HTA – Health Technology Assessment

Developing a Health Technology Assessment of Naturopathy is crucial for the Naturopathic profession and a plan to do this was initially conceptualized by the World Naturopathic Federation (WNF) in 2017. The Naturopaths and Herbalists Association of Australia (NHAA) considered this project of such significance they chose to fully fund the research component and are delighted to offer the HTA as a gift to the Naturopathic profession, not only in Australia but across the world.

Naturopathy: Practice, Effectiveness, Utility, Economics & Safety, the Health Technology Assessment (HTA) on naturopathy initiated by the World Naturopathic Federation (WNF). 

What is the HTA?

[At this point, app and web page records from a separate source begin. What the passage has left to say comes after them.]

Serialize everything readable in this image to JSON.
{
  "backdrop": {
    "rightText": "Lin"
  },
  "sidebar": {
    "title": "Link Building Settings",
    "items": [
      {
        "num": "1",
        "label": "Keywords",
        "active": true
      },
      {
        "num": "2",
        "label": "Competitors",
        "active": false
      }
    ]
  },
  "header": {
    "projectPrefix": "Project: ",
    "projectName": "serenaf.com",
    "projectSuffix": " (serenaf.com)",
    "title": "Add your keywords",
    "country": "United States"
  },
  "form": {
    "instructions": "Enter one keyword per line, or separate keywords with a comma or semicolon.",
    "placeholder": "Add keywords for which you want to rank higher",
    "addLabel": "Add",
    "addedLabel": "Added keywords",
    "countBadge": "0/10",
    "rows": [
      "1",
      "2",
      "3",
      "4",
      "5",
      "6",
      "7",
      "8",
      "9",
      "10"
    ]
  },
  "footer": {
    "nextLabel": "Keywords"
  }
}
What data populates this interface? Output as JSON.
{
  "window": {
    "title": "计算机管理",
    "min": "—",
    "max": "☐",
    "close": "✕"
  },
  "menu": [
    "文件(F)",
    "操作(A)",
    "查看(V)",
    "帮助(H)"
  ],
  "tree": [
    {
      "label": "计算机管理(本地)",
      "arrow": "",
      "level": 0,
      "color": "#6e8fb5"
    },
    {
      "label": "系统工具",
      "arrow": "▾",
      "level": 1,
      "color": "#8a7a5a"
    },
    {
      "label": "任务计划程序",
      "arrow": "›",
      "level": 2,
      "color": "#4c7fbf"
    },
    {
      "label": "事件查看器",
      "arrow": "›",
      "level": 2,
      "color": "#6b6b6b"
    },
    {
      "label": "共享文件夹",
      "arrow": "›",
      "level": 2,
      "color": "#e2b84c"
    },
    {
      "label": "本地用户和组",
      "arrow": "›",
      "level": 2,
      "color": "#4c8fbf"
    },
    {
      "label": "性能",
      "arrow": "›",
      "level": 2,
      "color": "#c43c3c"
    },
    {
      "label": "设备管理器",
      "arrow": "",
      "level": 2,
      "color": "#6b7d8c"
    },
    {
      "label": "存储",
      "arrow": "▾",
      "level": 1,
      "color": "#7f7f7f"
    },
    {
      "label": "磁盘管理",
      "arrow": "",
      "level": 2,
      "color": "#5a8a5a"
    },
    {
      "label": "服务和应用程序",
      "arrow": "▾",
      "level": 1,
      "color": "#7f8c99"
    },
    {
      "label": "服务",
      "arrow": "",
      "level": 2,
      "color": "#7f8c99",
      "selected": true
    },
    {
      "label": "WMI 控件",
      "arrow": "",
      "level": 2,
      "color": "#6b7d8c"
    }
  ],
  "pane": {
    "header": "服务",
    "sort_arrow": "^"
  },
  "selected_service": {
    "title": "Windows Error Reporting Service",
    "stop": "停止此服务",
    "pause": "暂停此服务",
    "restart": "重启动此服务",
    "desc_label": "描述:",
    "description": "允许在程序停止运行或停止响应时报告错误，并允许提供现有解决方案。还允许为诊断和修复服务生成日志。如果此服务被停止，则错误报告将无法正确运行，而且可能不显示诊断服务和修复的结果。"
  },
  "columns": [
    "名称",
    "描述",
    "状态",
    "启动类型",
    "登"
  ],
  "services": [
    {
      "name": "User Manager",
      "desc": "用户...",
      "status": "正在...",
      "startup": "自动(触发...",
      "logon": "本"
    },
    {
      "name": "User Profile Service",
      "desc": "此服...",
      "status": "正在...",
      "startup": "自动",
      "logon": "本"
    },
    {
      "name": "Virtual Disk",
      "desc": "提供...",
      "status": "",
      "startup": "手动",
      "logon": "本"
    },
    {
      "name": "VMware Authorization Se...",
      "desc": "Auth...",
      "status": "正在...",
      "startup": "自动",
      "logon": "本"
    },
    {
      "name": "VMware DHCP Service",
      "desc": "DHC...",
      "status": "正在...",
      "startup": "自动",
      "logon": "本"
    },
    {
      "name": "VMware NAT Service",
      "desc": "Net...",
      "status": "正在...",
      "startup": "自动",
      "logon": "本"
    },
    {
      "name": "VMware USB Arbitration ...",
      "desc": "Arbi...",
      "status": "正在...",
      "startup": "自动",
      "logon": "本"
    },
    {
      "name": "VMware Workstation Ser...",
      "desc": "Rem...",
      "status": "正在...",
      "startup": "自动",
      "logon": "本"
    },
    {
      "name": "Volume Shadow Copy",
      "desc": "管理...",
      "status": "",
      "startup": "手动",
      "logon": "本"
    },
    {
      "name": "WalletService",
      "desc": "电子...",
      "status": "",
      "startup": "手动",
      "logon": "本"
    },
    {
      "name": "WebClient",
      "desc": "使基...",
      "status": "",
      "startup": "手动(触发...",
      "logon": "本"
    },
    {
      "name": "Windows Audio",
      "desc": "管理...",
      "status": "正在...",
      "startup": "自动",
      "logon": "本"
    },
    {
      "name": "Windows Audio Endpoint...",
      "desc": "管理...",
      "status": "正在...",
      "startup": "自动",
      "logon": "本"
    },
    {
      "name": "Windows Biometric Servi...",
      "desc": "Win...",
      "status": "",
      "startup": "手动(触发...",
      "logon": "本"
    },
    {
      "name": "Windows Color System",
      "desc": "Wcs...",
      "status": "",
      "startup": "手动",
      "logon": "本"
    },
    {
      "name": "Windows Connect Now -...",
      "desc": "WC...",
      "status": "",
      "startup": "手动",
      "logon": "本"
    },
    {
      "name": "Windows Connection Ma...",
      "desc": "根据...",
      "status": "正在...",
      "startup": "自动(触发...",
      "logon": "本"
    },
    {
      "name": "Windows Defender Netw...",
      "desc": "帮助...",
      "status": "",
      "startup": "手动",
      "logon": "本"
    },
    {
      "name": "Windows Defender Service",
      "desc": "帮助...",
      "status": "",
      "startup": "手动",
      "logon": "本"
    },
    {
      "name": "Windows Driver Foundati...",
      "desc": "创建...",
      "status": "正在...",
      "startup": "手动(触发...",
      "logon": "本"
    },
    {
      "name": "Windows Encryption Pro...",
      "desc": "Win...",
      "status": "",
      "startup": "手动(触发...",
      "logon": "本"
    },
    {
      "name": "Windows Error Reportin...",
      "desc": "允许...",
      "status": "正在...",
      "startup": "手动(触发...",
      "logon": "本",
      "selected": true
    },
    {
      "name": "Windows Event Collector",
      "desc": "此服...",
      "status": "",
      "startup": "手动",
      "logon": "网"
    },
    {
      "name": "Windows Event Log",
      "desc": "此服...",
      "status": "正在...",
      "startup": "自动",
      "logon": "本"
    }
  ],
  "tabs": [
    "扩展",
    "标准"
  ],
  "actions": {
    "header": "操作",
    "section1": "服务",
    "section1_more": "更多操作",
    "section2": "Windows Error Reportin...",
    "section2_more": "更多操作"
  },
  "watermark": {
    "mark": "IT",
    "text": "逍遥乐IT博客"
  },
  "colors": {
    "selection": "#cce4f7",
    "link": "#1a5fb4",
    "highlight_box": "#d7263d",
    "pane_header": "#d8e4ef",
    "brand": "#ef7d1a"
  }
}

The WNF worked with the global naturopathic community to compile a Health Technology Assessment (HTA) on Naturopathy to provide an evidence-based summary of naturopathic practice and the safety, economics and effectiveness of naturopathic care.  

The HTA is a 720 page peer reviewed book with 51 naturopaths contributing to 41 chapters over a two-year period.  

Developing a Health Technology Assessment of Naturopathy is crucial for the Naturopathic profession and a plan to do this was initially conceptualized by the World Naturopathic Federation (WNF) in 2017. The Naturopaths and Herbalists Association of Australia (NHAA) considered this project of such significance they chose to fully fund the research component and are delighted to offer the HTA as a gift to the Naturopathic profession, not only in Australia but across the world.  

The protocol and methods for the HTA follow the WHO HTA guidelines. The scope of the HTA was informed by research conducted by the international naturopathic community over the last thirty years encompassing over 2000 peer-reviewed scientific articles of which more than 300 clinical studies involving over 100 different health populations are outlined in the HTA. 81.1% of the studies investigating the effectiveness of naturopathic care identified a positive response. 

The studies also included complex interventions based on holistic, patient-centered, multi-modality treatment. Interventions such as applied nutrition, herbal medicine, lifestyle modifications, mind-body medicine counselling, naturopathic physical medicine, hydrotherapy, acupuncture and yoga.  

The primary purpose of the HTA was to support regulation of the naturopathic profession in all WHO Regions and to help advance the profession and increase awareness of naturopathy / naturopathic medicine globally. 

For naturopathic research in the HTA and referred to in the transcript below (see HTA-Synopsis pp 9,11).   

The HTA Outcomes

See HTA-Section 7 Summary:  

The outcomes of the HTA align with the declaration of Astana. https://www.who.int/docs/default-source/primary-health/declaration/gcphc-declaration.pdf  

Naturopathy/naturopathic medicine is a safe and effective intervention that has utility across different geographic regions, clinical settings and conditions, and naturopathic practitioners are trusted and consulted by the global public for a wide range of conditions. 

Studies demonstrate the clinical effectiveness and efficacy of naturopathic interventions in a wide variety of conditions, combined with cost-effectiveness studies conducted appear to suggest integration of naturopathic care can generate cost savings at individual clinic and health systems levels. 

Definitive conclusions on the effectiveness of naturopathy/naturopathic medicine are hampered by the lack of integration of naturopathy/ naturopathic medicine into broader health care, research or academic initiatives. Nevertheless, despite such barriers, particularly in areas of global health priority such as non-communicable diseases, naturopaths/naturopathic doctors have been actively engaged in both the conduct and translation and implementation of research, which provides a solid foundation for future integration into future clinical and research endeavors. 

Background

Over five years, the WNF undertook essential foundational work to inform this HTA. During that time, the WNF conducted seven international surveys involving naturopathic organizations, naturopathic educational programs, and naturopaths to ensure an appropriate and impartial representation of the breadth and complexity of naturopathic practice globally. 

The aim of this HTA is to provide the data and research necessary to inform evidence-based decisions regarding the inclusion of the naturopathic workforce in contemporary health care systems, which reflects their ability to reduce the burden of global illnesses such as non-communicable diseases.  

It is our intention that this HTA will be used to support the global implementation of appropriate and robust regulation of the naturopathic profession and to increase access to training for naturopaths commensurate with their role in delivering primary care health services. 

A word from the lead authors

A synopsis of the HTA is available in: here.

Q&A with Professor Jon Wardle on HTA from Southern Cross University

Link to the full PDF: Naturopathy, practice, effectiveness, economics & safety

Below are PDFs of the individual sections of the HTA:

Table of Contents
Executive Summary
Aim, Objectives and Methods
Section 1: Foundational Basis of the Naturopathic Profession
Section 2: Naturopathic Professional Formation by WHO Region
Section 3: Practice and Implementation of Naturopathy in Health Care Systems
Section 4: Naturopathic Research
Section 5: Effectiveness of Naturopathic Clinical Practice
Section 6: Research on Naturopathic Therapeutics and Practices
Section 7: Discussion
Appendices